*Input*

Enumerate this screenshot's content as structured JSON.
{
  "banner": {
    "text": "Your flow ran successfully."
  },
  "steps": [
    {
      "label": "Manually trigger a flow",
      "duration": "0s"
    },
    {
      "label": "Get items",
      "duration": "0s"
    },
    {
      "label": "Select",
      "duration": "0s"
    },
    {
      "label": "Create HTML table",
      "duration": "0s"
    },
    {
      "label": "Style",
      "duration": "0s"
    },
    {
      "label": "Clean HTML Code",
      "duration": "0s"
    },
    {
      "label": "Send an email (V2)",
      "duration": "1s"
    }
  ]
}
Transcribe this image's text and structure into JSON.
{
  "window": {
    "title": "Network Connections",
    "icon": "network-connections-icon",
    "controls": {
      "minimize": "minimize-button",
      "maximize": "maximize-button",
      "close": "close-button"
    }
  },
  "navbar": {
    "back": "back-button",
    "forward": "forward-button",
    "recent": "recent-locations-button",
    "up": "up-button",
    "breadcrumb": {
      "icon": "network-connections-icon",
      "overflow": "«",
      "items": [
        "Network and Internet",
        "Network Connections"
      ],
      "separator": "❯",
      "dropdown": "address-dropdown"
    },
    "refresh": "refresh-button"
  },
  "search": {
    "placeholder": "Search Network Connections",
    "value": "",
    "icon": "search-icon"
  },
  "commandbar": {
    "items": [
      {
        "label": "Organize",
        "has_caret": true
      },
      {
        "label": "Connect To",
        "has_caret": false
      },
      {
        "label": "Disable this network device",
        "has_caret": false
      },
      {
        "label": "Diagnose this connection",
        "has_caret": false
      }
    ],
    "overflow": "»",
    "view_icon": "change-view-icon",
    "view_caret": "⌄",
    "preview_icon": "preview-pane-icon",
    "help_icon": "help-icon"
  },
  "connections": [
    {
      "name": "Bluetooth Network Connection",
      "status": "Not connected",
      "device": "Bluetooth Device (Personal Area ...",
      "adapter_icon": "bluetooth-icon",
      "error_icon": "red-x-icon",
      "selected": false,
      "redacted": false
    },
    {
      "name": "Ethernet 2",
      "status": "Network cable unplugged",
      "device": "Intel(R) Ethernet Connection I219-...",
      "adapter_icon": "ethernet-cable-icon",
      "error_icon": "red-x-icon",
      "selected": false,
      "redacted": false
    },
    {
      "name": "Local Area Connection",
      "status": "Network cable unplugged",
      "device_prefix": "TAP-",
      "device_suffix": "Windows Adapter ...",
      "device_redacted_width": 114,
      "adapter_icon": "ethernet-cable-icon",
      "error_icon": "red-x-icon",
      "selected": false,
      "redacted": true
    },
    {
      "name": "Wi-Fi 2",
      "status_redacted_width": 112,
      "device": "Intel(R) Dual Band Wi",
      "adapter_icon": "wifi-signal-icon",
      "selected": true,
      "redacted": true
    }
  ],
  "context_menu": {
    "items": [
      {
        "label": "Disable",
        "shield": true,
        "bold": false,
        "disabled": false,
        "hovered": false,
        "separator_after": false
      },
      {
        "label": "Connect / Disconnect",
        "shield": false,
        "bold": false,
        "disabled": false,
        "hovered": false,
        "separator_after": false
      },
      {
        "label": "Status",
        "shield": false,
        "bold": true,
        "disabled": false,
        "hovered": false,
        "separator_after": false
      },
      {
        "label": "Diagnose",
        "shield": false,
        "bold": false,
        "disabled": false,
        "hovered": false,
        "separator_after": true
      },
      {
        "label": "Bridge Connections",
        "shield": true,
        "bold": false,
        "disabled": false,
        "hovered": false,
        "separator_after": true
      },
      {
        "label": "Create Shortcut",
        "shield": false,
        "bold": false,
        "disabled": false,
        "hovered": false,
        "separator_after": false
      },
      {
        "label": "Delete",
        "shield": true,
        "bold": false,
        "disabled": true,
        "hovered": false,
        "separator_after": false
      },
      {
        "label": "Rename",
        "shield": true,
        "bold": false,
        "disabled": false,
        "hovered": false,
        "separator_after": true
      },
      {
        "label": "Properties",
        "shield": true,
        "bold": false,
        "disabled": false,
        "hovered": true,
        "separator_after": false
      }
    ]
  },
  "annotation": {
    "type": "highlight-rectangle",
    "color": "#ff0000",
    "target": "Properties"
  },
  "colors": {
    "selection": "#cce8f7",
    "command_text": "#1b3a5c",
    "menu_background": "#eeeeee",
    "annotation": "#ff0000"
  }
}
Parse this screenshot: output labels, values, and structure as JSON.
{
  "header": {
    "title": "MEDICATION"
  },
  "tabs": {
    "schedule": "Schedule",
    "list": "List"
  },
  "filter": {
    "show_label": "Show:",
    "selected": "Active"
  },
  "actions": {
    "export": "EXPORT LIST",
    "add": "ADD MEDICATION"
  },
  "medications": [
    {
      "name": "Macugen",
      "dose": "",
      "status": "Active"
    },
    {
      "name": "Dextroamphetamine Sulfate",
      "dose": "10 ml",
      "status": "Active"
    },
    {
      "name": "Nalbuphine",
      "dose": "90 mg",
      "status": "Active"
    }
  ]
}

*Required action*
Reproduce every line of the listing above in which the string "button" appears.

*Response area*
      "minimize": "minimize-button",
      "maximize": "maximize-button",
      "close": "close-button"
    "back": "back-button",
    "forward": "forward-button",
    "recent": "recent-locations-button",
    "up": "up-button",
    "refresh": "refresh-button"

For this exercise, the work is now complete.